Inevitably, a few French citizens are wary of commercialization. While she doesn't believe the Golden Arches will invade the royal park, Isabelle Pepin, an archaeologist who grew up in Versailles, fears the estate may suffer from littering if food outlets are opened. She also worries that "we're going toward a standard of fat Americans who always need to eat. It's important to preserve the quaint and seclusive charm of the park," she says.
FONDNESS. But Astier doesn't concern himself with such remarks. On a winter afternoon, he gazes out the window of the chateau, which glistens in a cold rain. Tourists hurry through the gate and over the wet cobblestones. "We are not EuroDisney," he says. "[Our goal] is not to squeeze money out of every possible thing." Maybe not, but Astier doesn't seem to overlook much. Versailles has even hired fund-raising companies in the U.S. and Japan to generate $167 million in restoration money. Many wealthy Japanese have become Francophiles and are big buyers of French art and real estate. Americans, too, tend to have a fond feeling for Versailles, where treaties ending the American Revolution and World War I were signed.

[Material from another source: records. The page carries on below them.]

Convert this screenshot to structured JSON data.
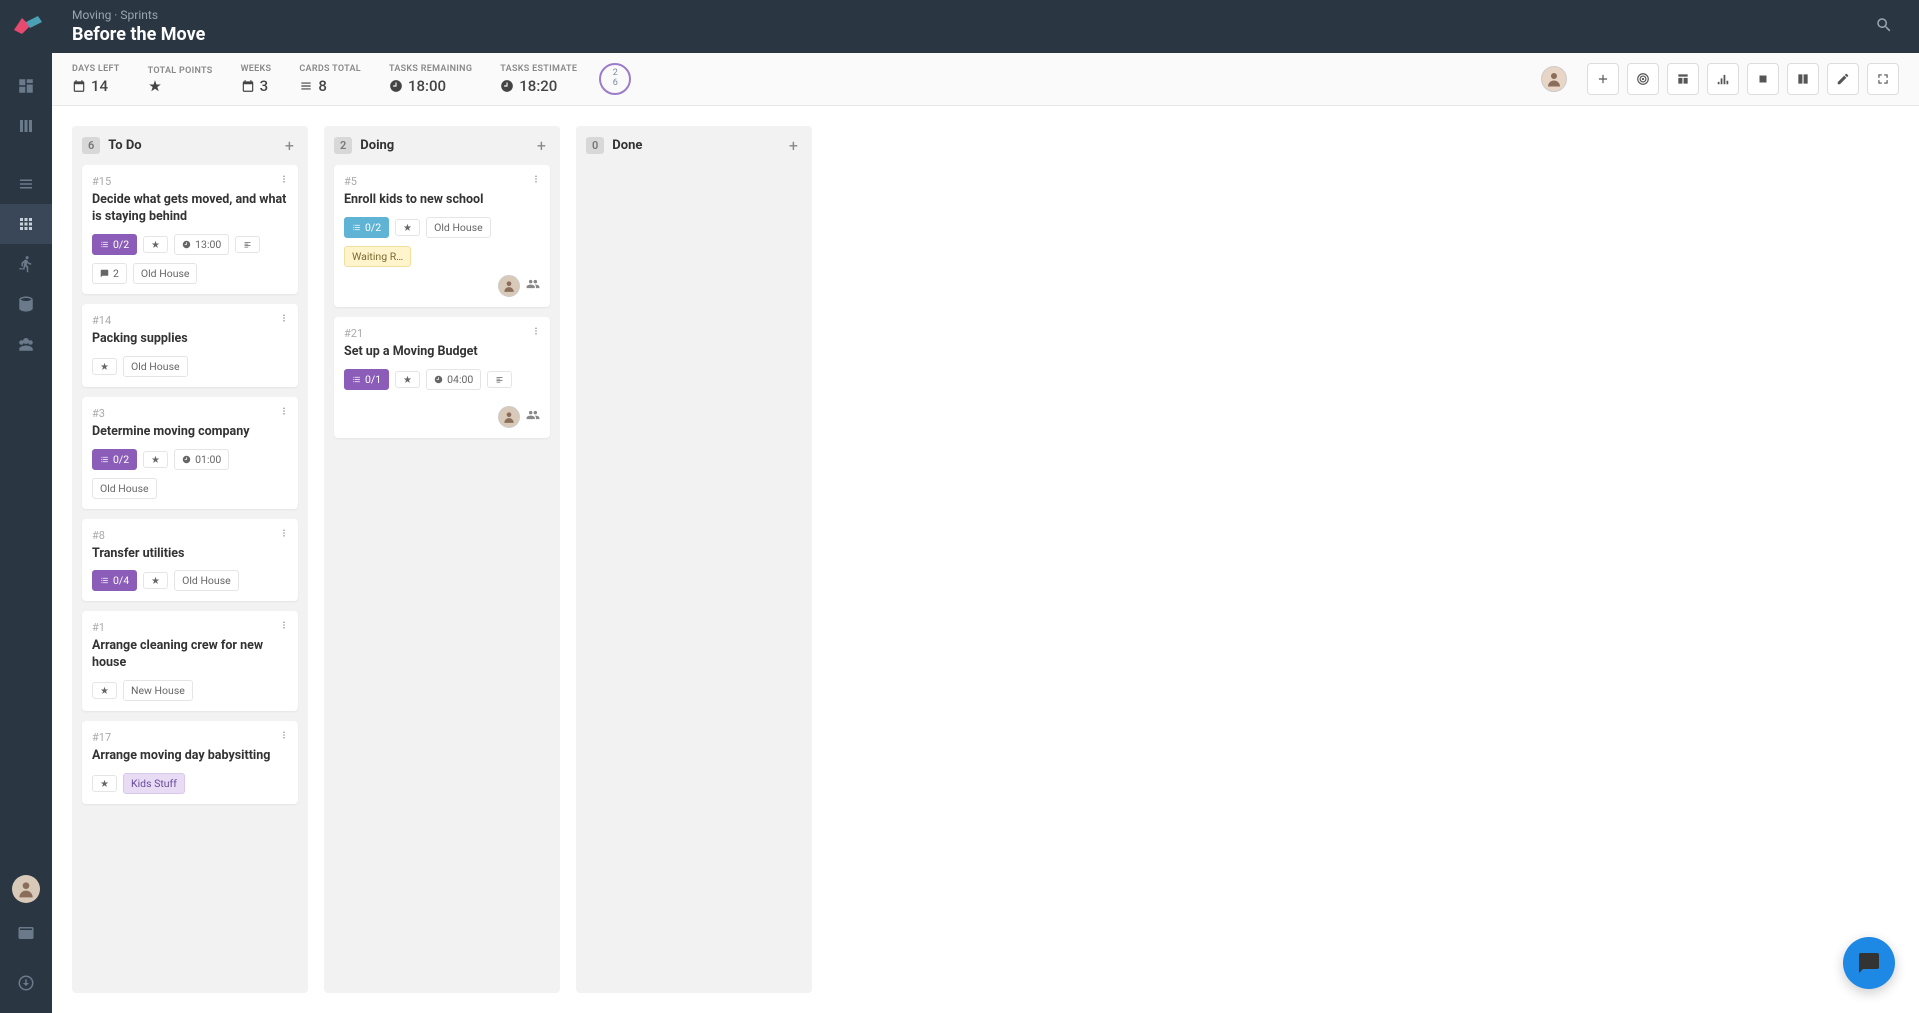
{
  "header": {
    "breadcrumb": "Moving · Sprints",
    "title": "Before the Move"
  },
  "stats": {
    "days_left": {
      "label": "DAYS LEFT",
      "value": "14"
    },
    "total_points": {
      "label": "TOTAL POINTS",
      "value": ""
    },
    "weeks": {
      "label": "WEEKS",
      "value": "3"
    },
    "cards_total": {
      "label": "CARDS TOTAL",
      "value": "8"
    },
    "tasks_remaining": {
      "label": "TASKS REMAINING",
      "value": "18:00"
    },
    "tasks_estimate": {
      "label": "TASKS ESTIMATE",
      "value": "18:20"
    },
    "ring_top": "2",
    "ring_bottom": "6"
  },
  "columns": [
    {
      "count": "6",
      "title": "To Do",
      "cards": [
        {
          "id": "#15",
          "title": "Decide what gets moved, and what is staying behind",
          "tasks": "0/2",
          "tasks_color": "purple",
          "time": "13:00",
          "has_desc": true,
          "has_star": true,
          "comments": "2",
          "tags": [
            "Old House"
          ]
        },
        {
          "id": "#14",
          "title": "Packing supplies",
          "has_star": true,
          "tags": [
            "Old House"
          ]
        },
        {
          "id": "#3",
          "title": "Determine moving company",
          "tasks": "0/2",
          "tasks_color": "purple",
          "time": "01:00",
          "has_star": true,
          "tags": [
            "Old House"
          ]
        },
        {
          "id": "#8",
          "title": "Transfer utilities",
          "tasks": "0/4",
          "tasks_color": "purple",
          "has_star": true,
          "tags": [
            "Old House"
          ]
        },
        {
          "id": "#1",
          "title": "Arrange cleaning crew for new house",
          "has_star": true,
          "tags": [
            "New House"
          ]
        },
        {
          "id": "#17",
          "title": "Arrange moving day babysitting",
          "has_star": true,
          "tags": [
            {
              "text": "Kids Stuff",
              "style": "kids"
            }
          ]
        }
      ]
    },
    {
      "count": "2",
      "title": "Doing",
      "cards": [
        {
          "id": "#5",
          "title": "Enroll kids to new school",
          "tasks": "0/2",
          "tasks_color": "blue",
          "has_star": true,
          "tags": [
            "Old House"
          ],
          "extra_tags": [
            {
              "text": "Waiting R…",
              "style": "waiting"
            }
          ],
          "has_avatar": true,
          "has_group": true
        },
        {
          "id": "#21",
          "title": "Set up a Moving Budget",
          "tasks": "0/1",
          "tasks_color": "purple",
          "time": "04:00",
          "has_desc": true,
          "has_star": true,
          "has_avatar": true,
          "has_group": true
        }
      ]
    },
    {
      "count": "0",
      "title": "Done",
      "cards": []
    }
  ]
}
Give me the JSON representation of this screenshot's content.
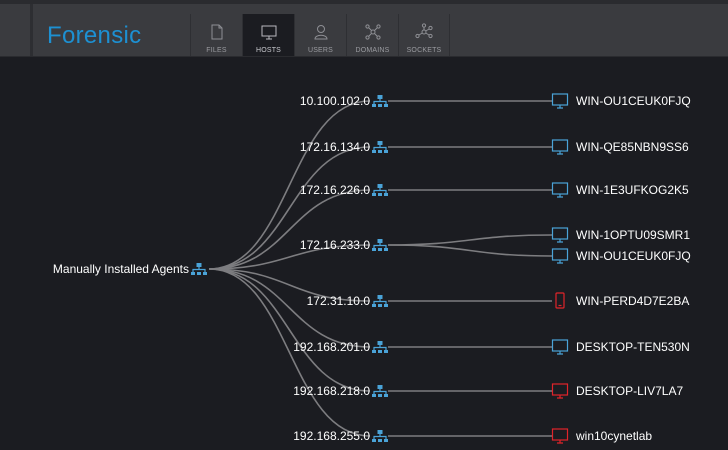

For their part, tourists accept that Versailles' heritage must be sold to raise money for restoration. Francois-Xavier Chateau, an interior decorator from Paris, on his 20th visit to Versailles stands on a damp path, dwarfed by marble statues wrapped in green covers for the winter. Shouting to be heard above the noise of chain saws cutting down dead chestnut trees and tractors plowing the Tapis Vert, the central lawn of the Royal Alley, he says he is pleased that Versailles will return to its "original perfectness." But Chateau is sorry that perfection will require funds from outsiders. Versailles "is a French heritage. French people should pay for it. I'm ready to pay extra taxes to take care of Versailles."
The comment would delight Louis XIV. He commissioned Versailles to be the biggest castle in the kingdom. In 1662, he moved in, and his descendants lived here until the French Revolution. Later, Napoleon Bonaparte turned the Queen's room into his quarters. In 1837, Versailles became a museum.
Last year, some 10 million visitors came through the ornate iron gates (almost as many as visited Disneyland Paris) to gawk at the French Classical rooms and roam 80 hectares of formal gardens with dozens of fountains. But visitors often get a decidedly unroyal welcome--they line up for hours in the rain or under the blazing sun during the peak season just to buy tickets.
So under Astier, perhaps for the first time in Versailles history, there is concern for the well-being of the common man. Versailles wants to become tourist-friendly by 2002, and it will open an extensive welcome area in a former military hospital. The center will include shops, a post office, ticket booths, and food outlets, all aimed at generating additional revenue. Versailles also will try to increase visitors' spending by offering tours of areas that are now off-limits and by promoting services such as boat rides. Tours are being redesigned to avoid bottlenecks in narrow halls and doorways and to allow more visitors. And Versailles plans to sell home-grown produce and honey from Marie-Antoinette's farm, which was restored in 1993.
Once the welcome center is open, Versailles will be able to accommodate even more visitors. They may pretend they are walking the cobblestones with the Sun King or sitting with Woodrow Wilson as he signs the Treaty of Versailles. A lucky handful may even be allowed to dress the part.